As quickly as the dolphins arrived, they vanish. Our skipper responds by sounding the horn for us to reboard and the boat follows the fins for a second drop. First jump nerves about the depth of the water, possible strong currents or the chance of encountering dorsal fins of the dangerous kind have disappeared, to be replaced by one thought only – “I want more!”

On the second drop I learn that not all dolphin action happens under water. The pod’s resident attention-seeker leaps out of the water and somersaults in midair. We launch ourselves in his direction, watching wide-eyed for the silvery outlines of darting duskies but we’re out of luck. The acrobat has gone, and with him, the pod. It’s a reminder that the dolphins are in charge here, not the humans. We reboard for our final drop.
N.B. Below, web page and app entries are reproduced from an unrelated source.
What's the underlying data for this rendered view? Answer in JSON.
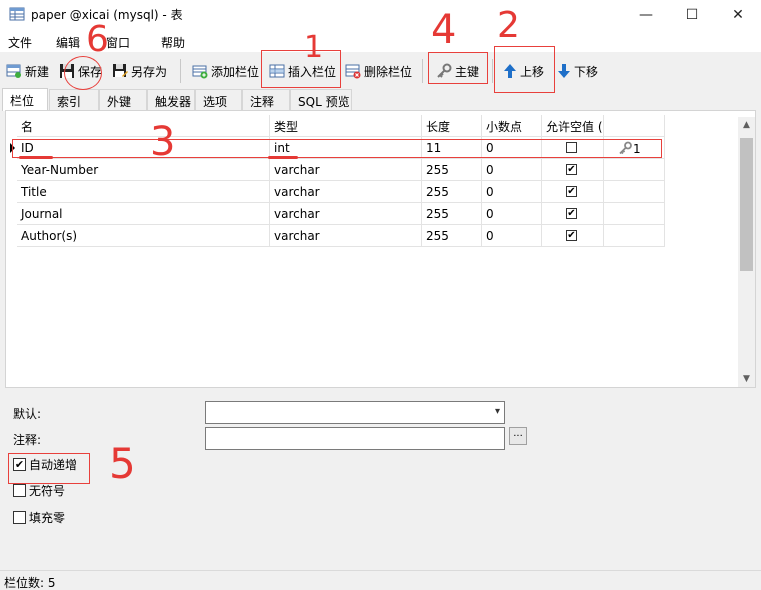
{
  "window": {
    "title": "paper @xicai (mysql) - 表",
    "minimize": "—",
    "maximize": "☐",
    "close": "✕"
  },
  "menu": [
    "文件",
    "编辑",
    "窗口",
    "帮助"
  ],
  "toolbar": {
    "new": "新建",
    "save": "保存",
    "save_as": "另存为",
    "add_field": "添加栏位",
    "insert_field": "插入栏位",
    "delete_field": "删除栏位",
    "primary_key": "主键",
    "move_up": "上移",
    "move_down": "下移"
  },
  "tabs": [
    "栏位",
    "索引",
    "外键",
    "触发器",
    "选项",
    "注释",
    "SQL 预览"
  ],
  "grid": {
    "headers": [
      "名",
      "类型",
      "长度",
      "小数点",
      "允许空值 ("
    ],
    "rows": [
      {
        "name": "ID",
        "type": "int",
        "length": "11",
        "decimals": "0",
        "nullable": false,
        "key": "1"
      },
      {
        "name": "Year-Number",
        "type": "varchar",
        "length": "255",
        "decimals": "0",
        "nullable": true,
        "key": ""
      },
      {
        "name": "Title",
        "type": "varchar",
        "length": "255",
        "decimals": "0",
        "nullable": true,
        "key": ""
      },
      {
        "name": "Journal",
        "type": "varchar",
        "length": "255",
        "decimals": "0",
        "nullable": true,
        "key": ""
      },
      {
        "name": "Author(s)",
        "type": "varchar",
        "length": "255",
        "decimals": "0",
        "nullable": true,
        "key": ""
      }
    ]
  },
  "properties": {
    "default_label": "默认:",
    "comment_label": "注释:",
    "ellipsis": "...",
    "auto_increment": {
      "label": "自动递增",
      "checked": true
    },
    "unsigned": {
      "label": "无符号",
      "checked": false
    },
    "zerofill": {
      "label": "填充零",
      "checked": false
    }
  },
  "status": {
    "text": "栏位数: 5"
  },
  "annotations": [
    "1",
    "2",
    "3",
    "4",
    "5",
    "6"
  ],
  "colors": {
    "annotation": "#e53935",
    "accent": "#1e6fc8"
  }
}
The excitement mounts – dorsal fins are in plentiful supply. Having fine-tuned my dolphin antics by this stage, I twist, turn and sing my way through the water and the duskies don’t disappoint. It’s hard to discern whether the faint, intermittent clicking noises I can hear belong to them or my fellow snorkellers, all vying for attention. This thought evaporates when a dolphin appears beside me and makes eye contact. Amazingly, it not only makes eye contact but holds it. At first I think I’ve imagined it, but a second encounter leaves no doubt. It’s fleeting; it’s enticing and leaves me confident they’re enjoying the experience as much as I am.

When the final horn sounds I’m both elated and exhausted. Swimming with dolphins is physically demanding but warm showers, hot chocolate and gingerbread biscuits ensure a quick recovery. On the return trip, talk is replaced by silence; time to reflect on the rare privilege of swimming with wild dolphins, in their environment, on their terms.

Giving Back

Long-term Kaikoura residents Ian Bradshaw and Lynette and Dennis Buurman launched their boat tour business, Encounter Kaikoura, over two decades ago. In 2009 the Buurmans established the Encounter Foundation, devoting a percentage of each tourist fare to a trust fund to support local and global environmental initiatives.

The planting of native New Zealand trees on 2.3 hectares of local land is underway as is sponsorship of the Southern Seabird Solution Trust (SST). Eighteen albatross species are classified as vulnerable or endangered. As surface feeders, these seabirds often swallow baited longline hooks before they have time to sink. SST develops educational programs for commercial and recreational fishers in the southern hemisphere to encourage fishing practices that don’t harm seabirds.

In an attempt to reduce the environmental impact of tourism in Kaikoura, local non-profit organisation, Innovative Waste Kaikoura (IWK) has set up the Trees for Travellers (T4T) project. It’s essentially a carbon offset scheme through which tourists can purchase an indigenous New Zealand tree to be planted in a local heritage reserve. T4T provides email confirmation of the planting date for each tree and a ‘Find your tree’ feature on its website, using Google Earth mapping. For more info, see www.treesfortravellers.co.nz

Fact File
Getting there:

Fly to Christchurch and travel 2.5 hours north to Kaikoura by hire car, bus or train. The road and train line hug the coast, providing spectacular scenery. Alternatively, fly to Wellington, catch the interisland ferry to Picton and drive 2 hours south to Kaikoura.

When to go:

The summer months (September to March) offer warmer air and water temperatures for water-based activities. However, dolphin, albatross and whale watching tours are available throughout the year.

Where to stay:

Choose from camping grounds, hostels, B&Bs, farmstays and self-contained apartments. Visit www.kaikoura.co.nz/main/accommodation


Australians don’t require visas for NZ. No vaccinations required.

Carbon offset:

According to Carbon Planet, return flights from Sydney to Christchurch create about 0.9 tonnes of carbon dioxide equivalent, which costs $22.50 to offset. Return flights to Wellington create double the carbon emissions, costing $45 to offset.

More information:

www.encounterkaikoura.co.nz, www.whalewatch.co.nz